Tips for getting a better night’s sleep
A constant lack of sleep can take a toll on your emotional well being. The recommended amount of sleep each night is between seven and nine hours, here are a few tips to help you reach that goal and feel well rested.
Create a sleep routine
Aim to fall asleep and wake up at the same times each day if possible, the routine will help your circadian rhythm (internal body clock) which controls when you feel tires and awake. Also avoid sleeping in on certain days as this will disrupt your routine.
Going outside and exposing yourself to natural light and dark balances your circadian rhythm and helps produce the melatonin hormone which can regulate sleep patterns. Going for a regular walk or another form of daily exercise is good for forming a routine.
Avoid anxiety inducing news
News reports can be anxiety and stress inducing, although keeping up to date with current affairs is important avoid watching or reading the news a few hours before bed. The same goes for social media, the blue light from phones, TVs and laptops can affect your body clock.
Maintain a good diet and exercise routine
Regular exercise helps you sleep and can relieve stress and worry that would otherwise disrupt your sleep. However avoid working out at night where possible as this can leave you overly energised, instead try to work out in the morning or midday.
A healthy diet is also essential for good sleep, large meals and drinks late at night can cause indigestion which will affect your sleep. Make sure to drink enough water during the day and try to eat a light dinner in the evening.
Try not to nap
Although a short nap can in the early afternoon can be helpful avoid long naps or napping later in the day as this will affect your night’s sleep.
Change your alcohol and caffeine intake
Caffeine found in tea, coffee and energy drinks is a stimulant and can affect your body. If you are particularly sensitive to caffeine avoid these drinks from midday onwards to improve your sleep. Try a caffeine-free tea or plain water before bed.
Alcohol affects the quantity and quality of your sleep and can cause you to wake up in the night, try to avoid a tipple if you want a good night’s sleep.
Reduce light before sleep
Artificial light can make your body think it’s daylight which can mess up your circadian rhythm and decrease your quality of sleep.
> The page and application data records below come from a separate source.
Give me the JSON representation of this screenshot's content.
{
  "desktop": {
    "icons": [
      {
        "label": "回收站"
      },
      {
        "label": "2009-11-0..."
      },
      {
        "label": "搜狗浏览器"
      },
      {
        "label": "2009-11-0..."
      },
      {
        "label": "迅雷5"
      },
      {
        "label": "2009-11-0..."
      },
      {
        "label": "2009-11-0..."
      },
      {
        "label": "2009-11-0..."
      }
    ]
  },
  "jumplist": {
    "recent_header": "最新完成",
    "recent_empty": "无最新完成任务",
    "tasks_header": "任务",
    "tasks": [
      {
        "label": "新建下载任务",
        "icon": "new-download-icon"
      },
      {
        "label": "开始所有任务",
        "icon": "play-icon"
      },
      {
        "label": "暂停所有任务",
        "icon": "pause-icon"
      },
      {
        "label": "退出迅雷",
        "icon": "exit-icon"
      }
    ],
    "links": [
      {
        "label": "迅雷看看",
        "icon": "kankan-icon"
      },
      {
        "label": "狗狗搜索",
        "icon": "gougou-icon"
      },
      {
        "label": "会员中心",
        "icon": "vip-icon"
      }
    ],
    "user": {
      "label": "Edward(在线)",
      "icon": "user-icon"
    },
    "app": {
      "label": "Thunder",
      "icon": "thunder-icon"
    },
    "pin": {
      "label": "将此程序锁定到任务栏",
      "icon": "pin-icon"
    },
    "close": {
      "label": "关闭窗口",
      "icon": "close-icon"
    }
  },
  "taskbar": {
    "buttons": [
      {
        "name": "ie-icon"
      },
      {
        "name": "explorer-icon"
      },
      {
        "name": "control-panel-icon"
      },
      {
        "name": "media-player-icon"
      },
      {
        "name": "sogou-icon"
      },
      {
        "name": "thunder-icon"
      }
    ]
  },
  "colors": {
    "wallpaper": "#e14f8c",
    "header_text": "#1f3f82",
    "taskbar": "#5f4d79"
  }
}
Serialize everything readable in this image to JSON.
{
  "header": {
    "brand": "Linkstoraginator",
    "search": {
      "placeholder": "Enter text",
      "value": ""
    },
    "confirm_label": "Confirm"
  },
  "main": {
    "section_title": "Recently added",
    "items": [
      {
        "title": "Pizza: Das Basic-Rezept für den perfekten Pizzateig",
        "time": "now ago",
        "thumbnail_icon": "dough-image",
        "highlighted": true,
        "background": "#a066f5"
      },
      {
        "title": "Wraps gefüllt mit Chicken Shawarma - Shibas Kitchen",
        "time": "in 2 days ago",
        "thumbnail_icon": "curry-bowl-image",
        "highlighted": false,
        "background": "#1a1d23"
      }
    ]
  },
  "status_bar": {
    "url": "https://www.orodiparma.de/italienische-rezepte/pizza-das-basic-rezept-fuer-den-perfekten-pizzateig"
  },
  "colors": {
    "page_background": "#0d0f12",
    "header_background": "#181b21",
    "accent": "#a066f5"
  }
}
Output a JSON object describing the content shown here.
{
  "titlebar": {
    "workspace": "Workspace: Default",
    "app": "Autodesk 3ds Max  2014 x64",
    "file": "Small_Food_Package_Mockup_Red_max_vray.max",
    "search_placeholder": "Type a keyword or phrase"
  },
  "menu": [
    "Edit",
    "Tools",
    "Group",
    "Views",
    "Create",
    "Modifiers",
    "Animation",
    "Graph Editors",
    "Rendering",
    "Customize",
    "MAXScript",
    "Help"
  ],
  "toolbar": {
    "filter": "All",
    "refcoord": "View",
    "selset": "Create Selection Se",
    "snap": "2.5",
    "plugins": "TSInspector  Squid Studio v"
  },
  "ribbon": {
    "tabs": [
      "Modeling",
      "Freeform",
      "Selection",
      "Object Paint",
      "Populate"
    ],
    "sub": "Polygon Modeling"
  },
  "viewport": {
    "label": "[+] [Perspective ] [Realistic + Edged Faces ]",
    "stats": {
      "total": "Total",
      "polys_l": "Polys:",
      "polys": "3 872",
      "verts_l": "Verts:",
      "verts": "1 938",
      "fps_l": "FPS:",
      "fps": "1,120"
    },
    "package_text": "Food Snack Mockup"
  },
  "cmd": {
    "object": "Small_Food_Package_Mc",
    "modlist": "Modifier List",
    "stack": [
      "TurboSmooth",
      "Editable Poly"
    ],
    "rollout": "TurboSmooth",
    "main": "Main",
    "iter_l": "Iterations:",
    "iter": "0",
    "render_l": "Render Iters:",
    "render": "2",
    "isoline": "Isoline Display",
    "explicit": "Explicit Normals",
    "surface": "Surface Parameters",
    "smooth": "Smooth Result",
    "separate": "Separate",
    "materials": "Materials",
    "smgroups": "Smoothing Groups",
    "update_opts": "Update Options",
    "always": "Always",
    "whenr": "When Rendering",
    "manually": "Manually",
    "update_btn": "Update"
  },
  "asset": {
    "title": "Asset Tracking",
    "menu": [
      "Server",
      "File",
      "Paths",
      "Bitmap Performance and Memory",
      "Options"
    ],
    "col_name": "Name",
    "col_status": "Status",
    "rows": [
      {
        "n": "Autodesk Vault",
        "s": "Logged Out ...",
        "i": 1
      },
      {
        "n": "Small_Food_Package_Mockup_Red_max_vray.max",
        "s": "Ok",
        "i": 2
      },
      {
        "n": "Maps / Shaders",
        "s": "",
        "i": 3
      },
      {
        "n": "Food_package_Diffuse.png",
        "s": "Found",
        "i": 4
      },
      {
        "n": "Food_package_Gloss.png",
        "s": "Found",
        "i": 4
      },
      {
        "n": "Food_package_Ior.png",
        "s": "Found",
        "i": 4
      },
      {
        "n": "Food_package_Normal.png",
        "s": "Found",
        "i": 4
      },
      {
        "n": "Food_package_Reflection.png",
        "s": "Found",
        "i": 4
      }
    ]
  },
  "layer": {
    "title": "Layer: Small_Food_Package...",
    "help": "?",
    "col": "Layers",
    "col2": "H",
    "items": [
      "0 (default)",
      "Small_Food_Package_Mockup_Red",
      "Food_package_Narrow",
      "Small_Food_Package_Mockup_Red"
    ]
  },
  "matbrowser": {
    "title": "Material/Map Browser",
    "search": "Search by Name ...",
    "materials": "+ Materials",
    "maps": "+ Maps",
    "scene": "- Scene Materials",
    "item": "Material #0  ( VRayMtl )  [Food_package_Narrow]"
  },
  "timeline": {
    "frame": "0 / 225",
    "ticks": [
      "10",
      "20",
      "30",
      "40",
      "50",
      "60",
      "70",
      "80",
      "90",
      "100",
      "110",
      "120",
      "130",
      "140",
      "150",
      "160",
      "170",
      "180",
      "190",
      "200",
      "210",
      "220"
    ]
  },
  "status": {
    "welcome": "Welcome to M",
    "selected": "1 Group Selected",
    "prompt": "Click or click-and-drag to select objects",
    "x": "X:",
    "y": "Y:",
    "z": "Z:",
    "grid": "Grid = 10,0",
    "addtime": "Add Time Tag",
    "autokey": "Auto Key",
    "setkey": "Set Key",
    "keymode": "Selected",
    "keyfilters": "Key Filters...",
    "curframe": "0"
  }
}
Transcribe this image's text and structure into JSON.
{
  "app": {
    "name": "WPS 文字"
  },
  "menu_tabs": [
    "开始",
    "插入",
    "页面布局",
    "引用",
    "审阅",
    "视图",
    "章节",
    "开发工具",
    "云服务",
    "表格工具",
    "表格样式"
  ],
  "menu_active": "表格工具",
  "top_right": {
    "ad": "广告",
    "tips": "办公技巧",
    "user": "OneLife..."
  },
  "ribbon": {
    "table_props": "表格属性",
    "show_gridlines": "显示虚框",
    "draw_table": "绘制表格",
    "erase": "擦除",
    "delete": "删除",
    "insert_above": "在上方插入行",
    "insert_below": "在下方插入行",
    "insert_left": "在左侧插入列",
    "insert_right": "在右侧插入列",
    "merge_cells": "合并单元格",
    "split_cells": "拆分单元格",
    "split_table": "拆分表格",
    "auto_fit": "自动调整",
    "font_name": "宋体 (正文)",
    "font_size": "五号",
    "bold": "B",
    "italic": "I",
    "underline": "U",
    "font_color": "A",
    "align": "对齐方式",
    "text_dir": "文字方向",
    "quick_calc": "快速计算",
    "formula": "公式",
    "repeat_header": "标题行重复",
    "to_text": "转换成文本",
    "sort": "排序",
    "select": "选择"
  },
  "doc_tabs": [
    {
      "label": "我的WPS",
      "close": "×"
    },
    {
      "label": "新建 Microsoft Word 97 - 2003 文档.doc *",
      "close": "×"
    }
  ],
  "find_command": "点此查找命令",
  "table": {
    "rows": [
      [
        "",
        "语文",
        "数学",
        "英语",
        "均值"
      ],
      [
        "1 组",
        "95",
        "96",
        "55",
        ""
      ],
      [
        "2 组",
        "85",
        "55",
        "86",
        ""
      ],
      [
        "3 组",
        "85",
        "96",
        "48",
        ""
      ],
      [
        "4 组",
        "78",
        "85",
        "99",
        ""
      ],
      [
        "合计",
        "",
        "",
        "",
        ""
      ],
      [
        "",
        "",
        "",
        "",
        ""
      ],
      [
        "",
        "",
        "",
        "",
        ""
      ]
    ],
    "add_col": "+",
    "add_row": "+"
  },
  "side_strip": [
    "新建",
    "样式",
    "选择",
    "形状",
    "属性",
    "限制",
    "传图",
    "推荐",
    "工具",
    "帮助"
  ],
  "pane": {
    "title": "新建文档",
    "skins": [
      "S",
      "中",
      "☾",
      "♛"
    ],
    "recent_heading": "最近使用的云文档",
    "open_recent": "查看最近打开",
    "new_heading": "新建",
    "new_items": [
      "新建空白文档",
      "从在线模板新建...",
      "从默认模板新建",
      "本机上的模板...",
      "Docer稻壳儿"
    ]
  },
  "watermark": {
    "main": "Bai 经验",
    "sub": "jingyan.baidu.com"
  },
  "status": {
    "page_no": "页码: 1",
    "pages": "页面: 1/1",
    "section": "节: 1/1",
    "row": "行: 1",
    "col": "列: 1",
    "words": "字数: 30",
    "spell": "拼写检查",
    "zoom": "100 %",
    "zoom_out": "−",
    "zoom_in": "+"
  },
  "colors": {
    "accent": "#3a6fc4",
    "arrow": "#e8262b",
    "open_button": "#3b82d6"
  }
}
Avoid blue light such as mobile phones & TV before bed and dim the lighting in your room to help you relax.
Creating a relaxation routine is helpful in improving your sleep. This can be done in many ways such as meditation, mindfulness apps, having a bath, playing some relaxing music or reading. Try not to spend time on electronic devices before bed as this can overstimulate your brain.
Write down your thoughts
Writing down your worries before bed can stop them building up inside your head and can help you organise your thoughts. Write your thoughts in a notepad and if you still can’t sleep try something relaxing as mentioned above.
If these tips don’t work and you’re unsure of the cause of your sleepless nights it may be worth getting in touch with your GP who can help you find the cause.